Moncrieff -v- Jamieson : Court of Session

The Court of Session's decision was issued on 4 February 2005 finding in favour of the Moncrieffs and thus asserting that they did indeed have a right to park as an ancillary right to their right of access.

It has been said that there is something about Moncrieff v Jamieson “that reaches the soul of the judiciary” [K G C Reid and G L Gretton, Conveyancing 2005 p 94, footnote 1]. An example of this being the opening paragraph of Lord Marnoch’s opinion which quotes from the opening paragraph of the opinion in the Canadian case of Lafferty v Brindley [Ontario Superior Court, 25 July 2001, unreported]:-

“Among its many charms Huron County boasts magnificent sunsets. If you look west from the plaintiffs' right of way along the lake bluff on a summer's evening the spectacle of the fiery orb sinking into the inland sea is sure to instil a sense of calm tranquillity. That feeling is an illusion! The very ground beneath your feet convulses in contending claims of adverse possession, prescriptive easement, and proprietary estoppel. It is a privilege of the people to enjoy sunsets but the lot of lawyers to litigate land disputes.”

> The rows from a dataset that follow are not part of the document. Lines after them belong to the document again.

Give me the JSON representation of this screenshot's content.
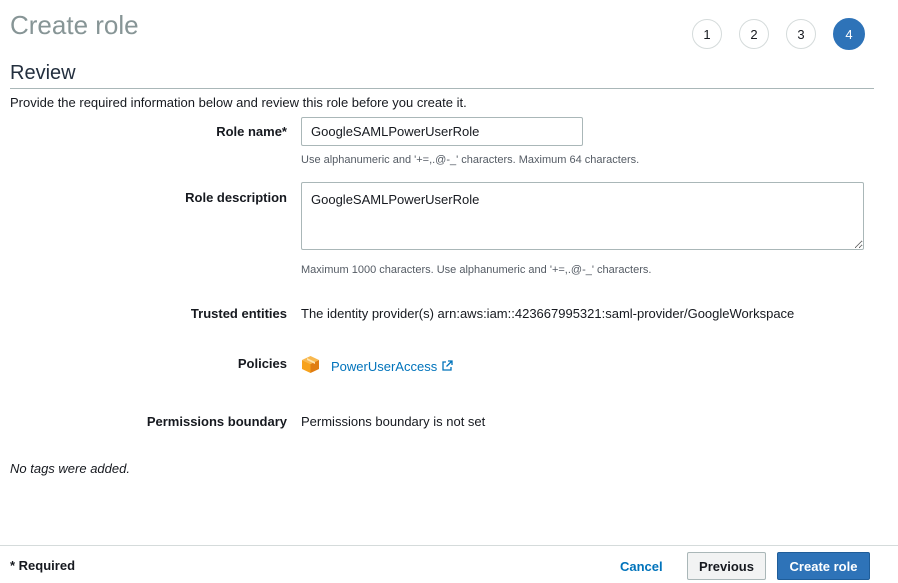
{
  "header": {
    "title": "Create role",
    "steps": [
      "1",
      "2",
      "3",
      "4"
    ],
    "active_step": "4"
  },
  "review": {
    "title": "Review",
    "intro": "Provide the required information below and review this role before you create it."
  },
  "form": {
    "role_name": {
      "label": "Role name*",
      "value": "GoogleSAMLPowerUserRole",
      "hint": "Use alphanumeric and '+=,.@-_' characters. Maximum 64 characters."
    },
    "role_description": {
      "label": "Role description",
      "value": "GoogleSAMLPowerUserRole",
      "hint": "Maximum 1000 characters. Use alphanumeric and '+=,.@-_' characters."
    },
    "trusted_entities": {
      "label": "Trusted entities",
      "value": "The identity provider(s) arn:aws:iam::423667995321:saml-provider/GoogleWorkspace"
    },
    "policies": {
      "label": "Policies",
      "items": [
        {
          "name": "PowerUserAccess",
          "icon": "aws-managed-policy-icon"
        }
      ]
    },
    "permissions_boundary": {
      "label": "Permissions boundary",
      "value": "Permissions boundary is not set"
    }
  },
  "tags_note": "No tags were added.",
  "footer": {
    "required_note": "* Required",
    "cancel_label": "Cancel",
    "previous_label": "Previous",
    "create_label": "Create role"
  },
  "colors": {
    "primary": "#2e73b8",
    "link": "#0073bb",
    "title_gray": "#879596",
    "policy_orange": "#f7a21b"
  }
}
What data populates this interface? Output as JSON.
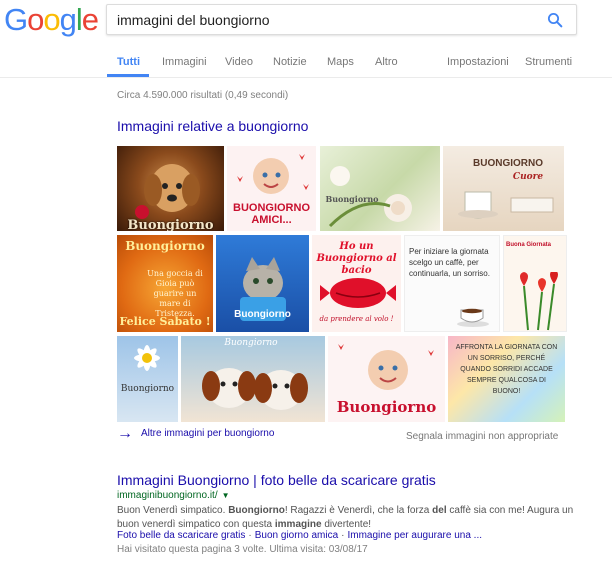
{
  "logo": {
    "letters": [
      "G",
      "o",
      "o",
      "g",
      "l",
      "e"
    ],
    "colors": [
      "#4285f4",
      "#ea4335",
      "#fbbc05",
      "#4285f4",
      "#34a853",
      "#ea4335"
    ]
  },
  "search": {
    "query": "immagini del buongiorno",
    "button_icon": "search-icon"
  },
  "tabs": [
    {
      "label": "Tutti",
      "active": true
    },
    {
      "label": "Immagini"
    },
    {
      "label": "Video"
    },
    {
      "label": "Notizie"
    },
    {
      "label": "Maps"
    },
    {
      "label": "Altro"
    },
    {
      "label": "Impostazioni"
    },
    {
      "label": "Strumenti"
    }
  ],
  "stats": "Circa 4.590.000 risultati (0,49 secondi)",
  "images_section": {
    "heading": "Immagini relative a buongiorno",
    "thumbs": [
      {
        "caption": "Buongiorno"
      },
      {
        "caption": "BUONGIORNO AMICI..."
      },
      {
        "caption": "Buongiorno"
      },
      {
        "caption": "BUONGIORNO",
        "sub": "Cuore"
      },
      {
        "caption": "Buongiorno",
        "line2": "Una goccia di Gioia può guarire un mare di Tristezza.",
        "line3": "Felice Sabato !"
      },
      {
        "caption": "Buongiorno"
      },
      {
        "caption": "Ho un Buongiorno al bacio",
        "sub": "da prendere al volo !"
      },
      {
        "caption": "Per iniziare la giornata scelgo un caffè, per continuarla, un sorriso."
      },
      {
        "caption": "Buona Giornata"
      },
      {
        "caption": "Buongiorno"
      },
      {
        "caption": "Buongiorno"
      },
      {
        "caption": "Buongiorno"
      },
      {
        "caption": "AFFRONTA LA GIORNATA CON UN SORRISO, PERCHÉ QUANDO SORRIDI ACCADE SEMPRE QUALCOSA DI BUONO!"
      }
    ],
    "more_label": "Altre immagini per buongiorno",
    "report_label": "Segnala immagini non appropriate"
  },
  "result": {
    "title": "Immagini Buongiorno | foto belle da scaricare gratis",
    "url": "immaginibuongiorno.it/",
    "snippet_parts": [
      "Buon Venerdì simpatico. ",
      "Buongiorno",
      "! Ragazzi è Venerdì, che la forza ",
      "del",
      " caffè sia con me! Augura un buon venerdì simpatico con questa ",
      "immagine",
      " divertente!"
    ],
    "sitelinks": [
      "Foto belle da scaricare gratis",
      "Buon giorno amica",
      "Immagine per augurare una ..."
    ],
    "visited": "Hai visitato questa pagina 3 volte. Ultima visita: 03/08/17"
  }
}
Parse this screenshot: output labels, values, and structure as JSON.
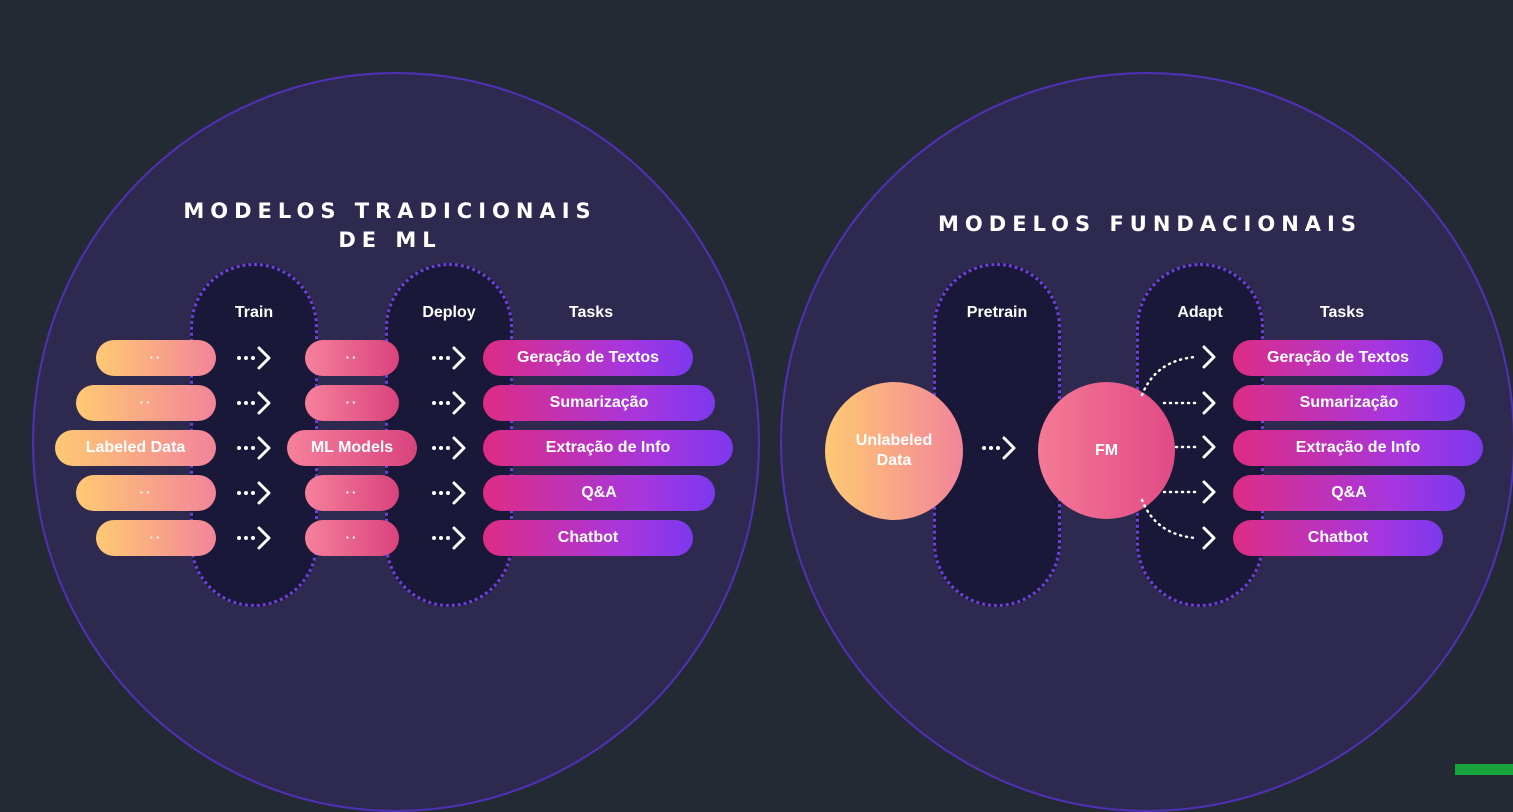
{
  "colors": {
    "background": "#232a33",
    "panel": "#2e2a4f",
    "panel_border": "#5130b8",
    "column": "#1a1838",
    "column_border": "#6d3ed8",
    "data_gradient": [
      "#ffc973",
      "#f2849a"
    ],
    "model_gradient": [
      "#f6809c",
      "#d9437c"
    ],
    "task_gradient": [
      "#dd2c85",
      "#a536e0",
      "#7c38ee"
    ]
  },
  "traditional": {
    "title_line1": "MODELOS TRADICIONAIS",
    "title_line2": "DE ML",
    "train_label": "Train",
    "deploy_label": "Deploy",
    "tasks_label": "Tasks",
    "data_items": [
      "··",
      "··",
      "Labeled Data",
      "··",
      "··"
    ],
    "model_items": [
      "··",
      "··",
      "ML Models",
      "··",
      "··"
    ],
    "tasks": [
      "Geração de Textos",
      "Sumarização",
      "Extração de Info",
      "Q&A",
      "Chatbot"
    ]
  },
  "foundational": {
    "title": "MODELOS FUNDACIONAIS",
    "pretrain_label": "Pretrain",
    "adapt_label": "Adapt",
    "tasks_label": "Tasks",
    "input_label": "Unlabeled Data",
    "model_label": "FM",
    "tasks": [
      "Geração de Textos",
      "Sumarização",
      "Extração de Info",
      "Q&A",
      "Chatbot"
    ]
  }
}
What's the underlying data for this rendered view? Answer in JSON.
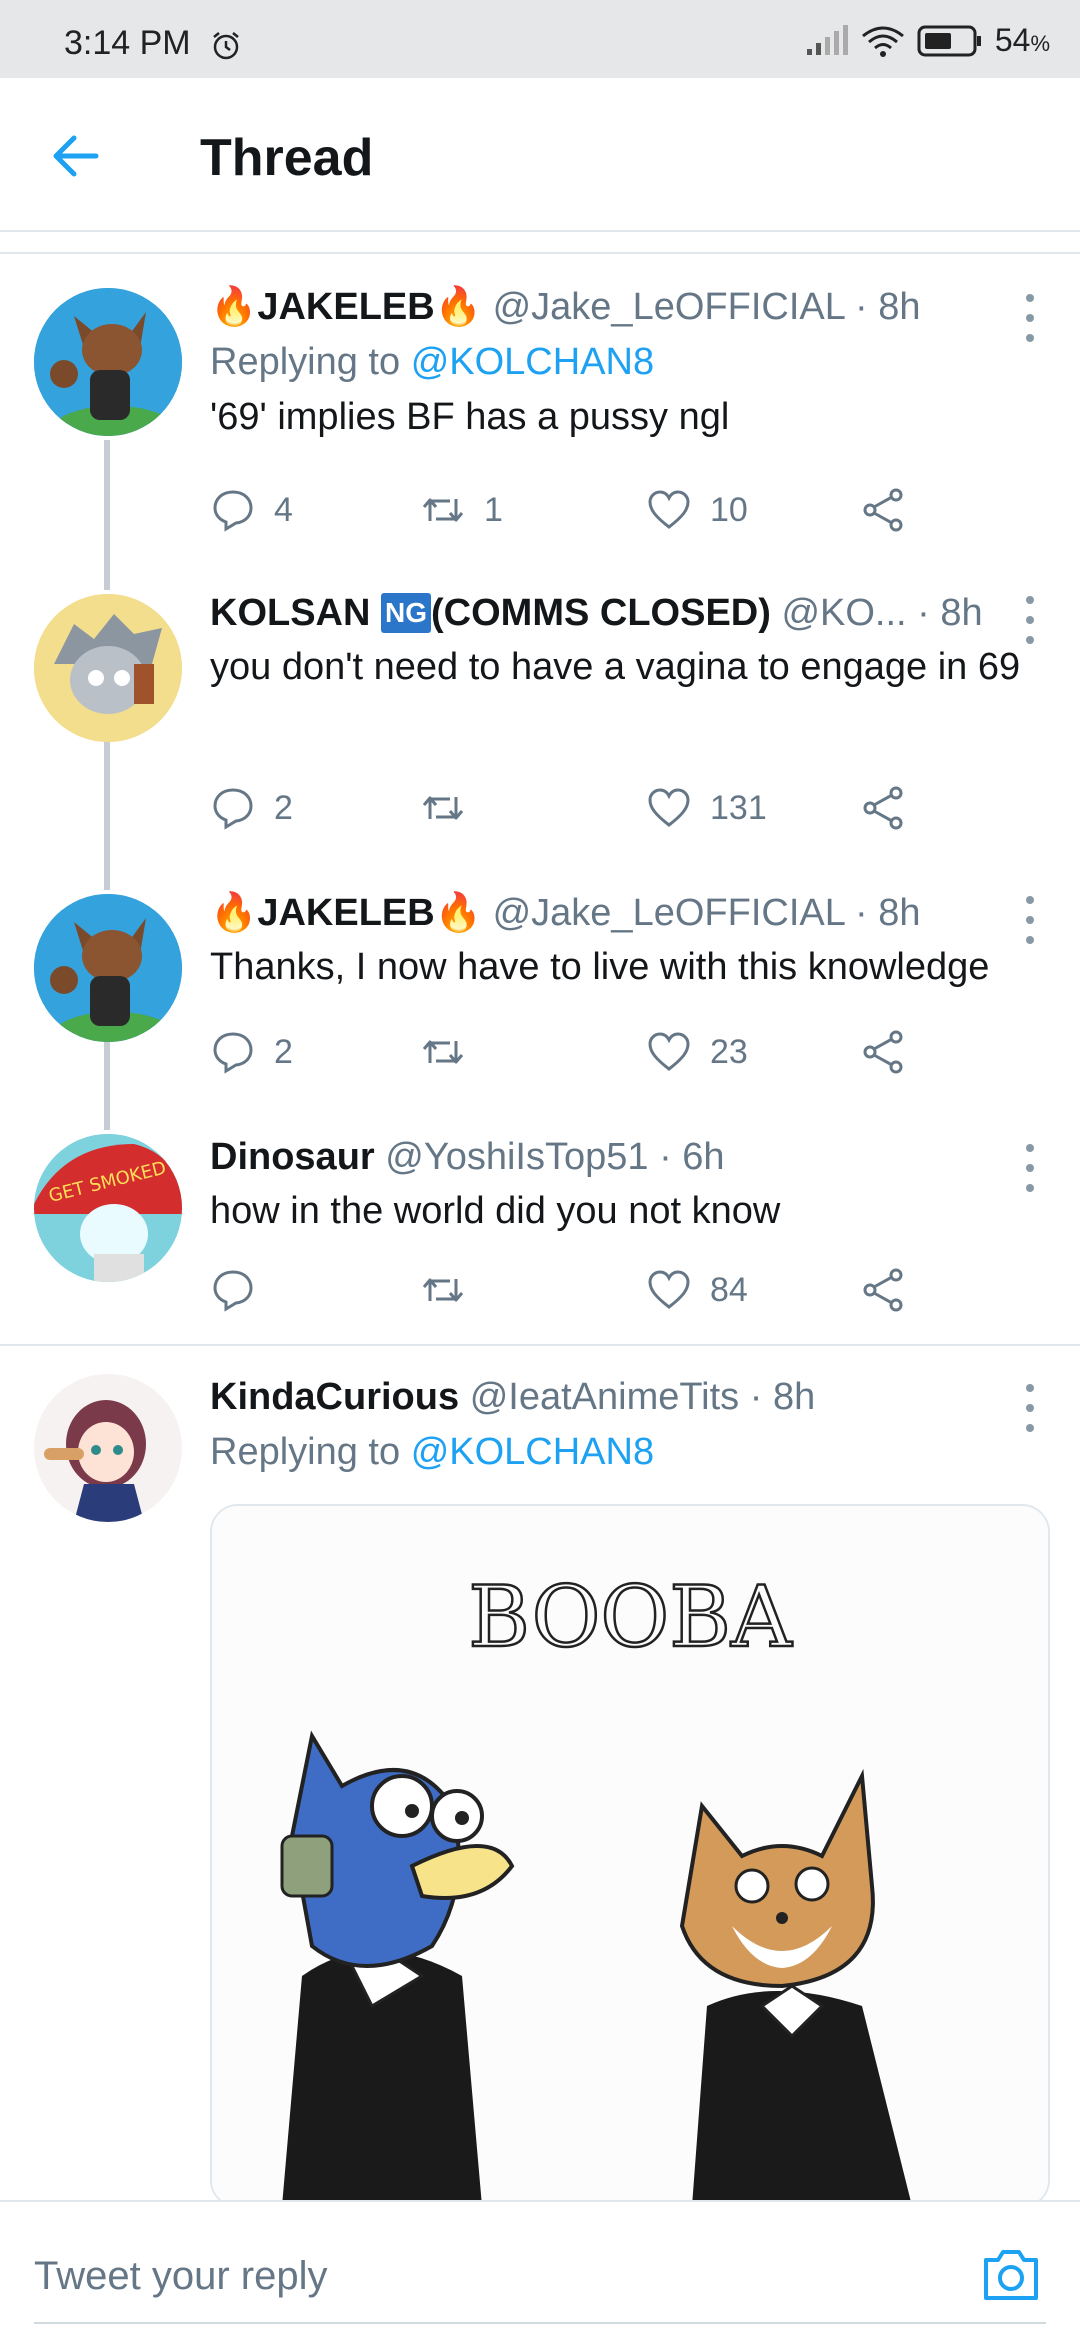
{
  "status_bar": {
    "time": "3:14 PM",
    "battery": "54",
    "battery_unit": "%"
  },
  "header": {
    "title": "Thread"
  },
  "tweets": [
    {
      "name_prefix": "🔥",
      "name": "JAKELEB",
      "name_suffix": "🔥",
      "handle": "@Jake_LeOFFICIAL",
      "time": "8h",
      "replying_label": "Replying to",
      "replying_to": "@KOLCHAN8",
      "text": "'69' implies BF has a pussy ngl",
      "replies": "4",
      "retweets": "1",
      "likes": "10"
    },
    {
      "name": "KOLSAN",
      "badge": "NG",
      "name_suffix": "(COMMS CLOSED)",
      "handle": "@KO...",
      "time": "8h",
      "text": "you don't need to have a vagina to engage in 69",
      "replies": "2",
      "retweets": "",
      "likes": "131"
    },
    {
      "name_prefix": "🔥",
      "name": "JAKELEB",
      "name_suffix": "🔥",
      "handle": "@Jake_LeOFFICIAL",
      "time": "8h",
      "text": "Thanks, I now have to live with this knowledge",
      "replies": "2",
      "retweets": "",
      "likes": "23"
    },
    {
      "name": "Dinosaur",
      "handle": "@YoshiIsTop51",
      "time": "6h",
      "text": "how in the world did you not know",
      "avatar_text": "GET SMOKED",
      "replies": "",
      "retweets": "",
      "likes": "84"
    },
    {
      "name": "KindaCurious",
      "handle": "@IeatAnimeTits",
      "time": "8h",
      "replying_label": "Replying to",
      "replying_to": "@KOLCHAN8",
      "media_text": "BOOBA"
    }
  ],
  "reply_bar": {
    "placeholder": "Tweet your reply"
  },
  "colors": {
    "accent": "#1da1f2",
    "muted": "#657786",
    "text": "#14171a"
  },
  "icons": [
    "back-arrow-icon",
    "reply-icon",
    "retweet-icon",
    "like-icon",
    "share-icon",
    "more-icon",
    "camera-icon",
    "alarm-icon",
    "signal-icon",
    "wifi-icon",
    "battery-icon"
  ]
}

This, Lord Marnoch said, with very little adjustment, would precisely echo his own sentiments in Moncrieff v Jamieson.

Whilst declining to derive any guidance as to the Scottish law of servitudes from the Canadian law of easements, even though there was a remarkable similarity between the facts of this particular Canadian case and that of Moncrieff v Jamieson, Lord Marnoch nonetheless reached exactly the same conclusion as was reached in that case and, thus, he was willing to imply a right to park.

Lord Philip concurred and, in his decision, the position was neatly summarised as follows:-

“I consider that the right to park is necessary for the convenient and comfortable enjoyment of the right of access. I come to that conclusion for this reason. It would constitute a legitimate exercise of the right of access for the proprietor of the dominant tenement to drive himself in a motor vehicle to the end of the access road adjacent to the steps leading down to Da Store with a view to gaining personal access to his property. If, as the appellants contended, he was prohibited from parking his vehicle there until he wished to leave again (whenever that might be) he would be obliged to remove it to a place beyond the third defender's land and to gain ultimate access to his property on foot. In those circumstances he could not gain personal access to his property in a vehicle of a kind permitted by the grant. His right of vehicular access would therefore, in my view, effectively be defeated. While it is well settled that a grant of a servitude right falls to be construed strictly in order to minimise the burden on the servient tenement, the grant cannot be construed so strictly as to defeat the right granted.”

Lord Hamilton, however, considered that servitudes must be strictly construed and was not prepared to regard parking as a necessary incident of a servitude right of access.  Such a right, if required, should have been expressly granted in the original split off disposition relative to Da Store. No doubt his dissenting opinion gave the Jamiesons hope of a successful appeal before the House of Lords.

For advice on servitude rights or parking law contact Brian Inkster on 0141 229 0880 or send Brian an e-mail.